The Government of Alberta has awarded $1 million, and Emissions Reduction Alberta (ERA) is contributing an additional $2 million for the simulator development. Commercial deployment is estimated to begin in 2024, with the simulator to be made available across Canada and the United States, and with the Alberta Motor Transport Association (AMTA) helping to provide simulator tests to certify that driver trainees have attained the appropriate standard. West Tech Report recently took the opportunity to chat with Serious Labs CEO, Jim Colvin, about the environmental and labour benefits of VR Driver Training, as well as the unique way that Colvin went from angel investor to CEO of the company.

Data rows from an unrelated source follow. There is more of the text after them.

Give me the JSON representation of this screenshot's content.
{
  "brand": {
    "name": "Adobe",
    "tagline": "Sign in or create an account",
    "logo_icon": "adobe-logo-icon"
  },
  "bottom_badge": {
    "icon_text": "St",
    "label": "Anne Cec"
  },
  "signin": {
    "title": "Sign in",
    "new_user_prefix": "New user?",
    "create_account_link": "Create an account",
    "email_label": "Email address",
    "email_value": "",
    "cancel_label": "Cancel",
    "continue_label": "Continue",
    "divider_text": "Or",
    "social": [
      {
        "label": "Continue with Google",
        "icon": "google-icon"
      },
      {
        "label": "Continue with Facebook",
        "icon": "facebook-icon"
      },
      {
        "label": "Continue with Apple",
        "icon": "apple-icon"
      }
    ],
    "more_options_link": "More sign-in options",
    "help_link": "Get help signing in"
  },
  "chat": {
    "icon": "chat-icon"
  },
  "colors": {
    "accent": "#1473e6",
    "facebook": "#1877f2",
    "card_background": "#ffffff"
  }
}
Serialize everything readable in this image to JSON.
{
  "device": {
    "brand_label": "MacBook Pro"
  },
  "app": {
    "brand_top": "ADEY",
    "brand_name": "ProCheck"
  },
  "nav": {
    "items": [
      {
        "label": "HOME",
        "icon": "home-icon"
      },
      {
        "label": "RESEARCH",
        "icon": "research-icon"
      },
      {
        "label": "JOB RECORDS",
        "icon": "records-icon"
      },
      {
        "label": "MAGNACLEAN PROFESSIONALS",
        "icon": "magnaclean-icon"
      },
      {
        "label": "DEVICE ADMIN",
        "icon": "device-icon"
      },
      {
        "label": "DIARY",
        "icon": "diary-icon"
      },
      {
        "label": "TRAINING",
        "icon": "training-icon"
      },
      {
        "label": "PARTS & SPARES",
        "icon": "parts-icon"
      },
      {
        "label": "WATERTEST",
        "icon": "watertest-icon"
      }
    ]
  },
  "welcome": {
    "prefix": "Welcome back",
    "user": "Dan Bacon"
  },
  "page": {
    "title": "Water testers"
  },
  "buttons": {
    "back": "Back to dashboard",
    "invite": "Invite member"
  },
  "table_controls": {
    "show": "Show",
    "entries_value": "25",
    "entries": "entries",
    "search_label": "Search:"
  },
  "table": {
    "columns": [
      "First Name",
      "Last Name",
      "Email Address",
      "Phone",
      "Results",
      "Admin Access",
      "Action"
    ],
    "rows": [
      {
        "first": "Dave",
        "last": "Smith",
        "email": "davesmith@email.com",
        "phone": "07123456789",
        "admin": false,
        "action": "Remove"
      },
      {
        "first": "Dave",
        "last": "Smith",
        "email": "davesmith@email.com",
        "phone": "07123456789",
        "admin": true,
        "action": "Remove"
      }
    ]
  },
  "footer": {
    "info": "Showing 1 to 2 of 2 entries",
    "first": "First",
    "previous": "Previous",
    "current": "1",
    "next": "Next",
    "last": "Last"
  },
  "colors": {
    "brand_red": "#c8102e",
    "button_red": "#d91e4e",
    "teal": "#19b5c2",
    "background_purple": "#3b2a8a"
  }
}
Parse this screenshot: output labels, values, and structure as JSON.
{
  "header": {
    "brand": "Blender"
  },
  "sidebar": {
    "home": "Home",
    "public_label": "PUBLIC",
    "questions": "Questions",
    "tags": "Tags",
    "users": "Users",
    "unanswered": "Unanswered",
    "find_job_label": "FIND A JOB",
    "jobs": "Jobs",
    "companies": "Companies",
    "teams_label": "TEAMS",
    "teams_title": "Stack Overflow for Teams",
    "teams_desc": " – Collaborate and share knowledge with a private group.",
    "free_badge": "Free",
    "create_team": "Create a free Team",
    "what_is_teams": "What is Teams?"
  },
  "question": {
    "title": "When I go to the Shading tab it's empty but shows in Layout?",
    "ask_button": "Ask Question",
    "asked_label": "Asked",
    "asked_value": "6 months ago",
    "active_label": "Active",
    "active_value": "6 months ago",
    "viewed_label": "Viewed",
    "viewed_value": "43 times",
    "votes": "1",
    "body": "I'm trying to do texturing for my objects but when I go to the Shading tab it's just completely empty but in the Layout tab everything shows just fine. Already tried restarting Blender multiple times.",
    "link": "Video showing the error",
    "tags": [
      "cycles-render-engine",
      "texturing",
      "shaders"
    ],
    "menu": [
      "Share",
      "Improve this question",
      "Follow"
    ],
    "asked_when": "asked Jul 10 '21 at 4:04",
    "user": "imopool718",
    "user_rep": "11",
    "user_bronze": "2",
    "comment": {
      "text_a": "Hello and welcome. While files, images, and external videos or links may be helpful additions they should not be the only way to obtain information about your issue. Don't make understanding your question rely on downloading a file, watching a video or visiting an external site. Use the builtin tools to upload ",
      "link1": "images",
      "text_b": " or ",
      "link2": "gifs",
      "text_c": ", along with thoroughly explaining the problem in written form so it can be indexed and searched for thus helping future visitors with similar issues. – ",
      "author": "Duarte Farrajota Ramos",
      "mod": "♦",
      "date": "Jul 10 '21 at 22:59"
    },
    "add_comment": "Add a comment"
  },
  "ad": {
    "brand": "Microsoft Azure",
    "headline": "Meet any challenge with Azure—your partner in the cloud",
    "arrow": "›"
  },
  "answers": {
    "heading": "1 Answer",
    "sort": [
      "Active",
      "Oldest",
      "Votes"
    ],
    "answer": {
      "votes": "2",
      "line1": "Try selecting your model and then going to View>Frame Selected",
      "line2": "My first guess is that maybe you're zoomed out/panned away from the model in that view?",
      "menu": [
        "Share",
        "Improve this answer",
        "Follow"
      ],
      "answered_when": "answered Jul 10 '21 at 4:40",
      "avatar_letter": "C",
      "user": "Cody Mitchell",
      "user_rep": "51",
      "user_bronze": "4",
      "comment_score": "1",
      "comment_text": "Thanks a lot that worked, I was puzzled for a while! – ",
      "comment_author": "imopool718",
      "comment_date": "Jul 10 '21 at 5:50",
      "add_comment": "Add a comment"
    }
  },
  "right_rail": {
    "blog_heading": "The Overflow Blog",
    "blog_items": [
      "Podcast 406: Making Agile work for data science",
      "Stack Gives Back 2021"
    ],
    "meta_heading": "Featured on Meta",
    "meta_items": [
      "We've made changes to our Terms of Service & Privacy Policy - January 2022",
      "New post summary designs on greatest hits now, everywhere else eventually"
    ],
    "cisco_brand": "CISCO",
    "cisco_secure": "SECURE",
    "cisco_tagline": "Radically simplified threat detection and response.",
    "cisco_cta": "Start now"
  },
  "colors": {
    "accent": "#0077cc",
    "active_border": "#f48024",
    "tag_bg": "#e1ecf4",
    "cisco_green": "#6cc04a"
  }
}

Continue Reading

Technology

Next-Gen Tech Company Pops on New Cover Detection Test

Published

on

By

While the world comes out of the initial stages of the pandemic, COVID-19 will be continue to be a threat for some time to come. Companies, such as Zen Graphene, are working on ways to detect the virus and its variants and are on the forefronts of technology.

Nanotechnology firm ZEN Graphene Solutions Ltd. (TSX-Venture:ZEN) (OTCPK:ZENYF), is working to develop technology to help detect the COVID-19 virus and its variants. The firm signed an exclusive agreement with McMaster University to be the global commercializing partner for a newly developed aptamer-based, SARS-CoV-2 rapid detection technology.

This patent-pending technology uses clinical samples from patients and was funded by the Canadian Institutes of Health Research. The test is considered extremely accurate, scalable, saliva-based, affordable, and provides results in under 10 minutes.

Shares were trading up over 5% to $3.07 in early afternoon trade.

Continue Reading

Chat

Trending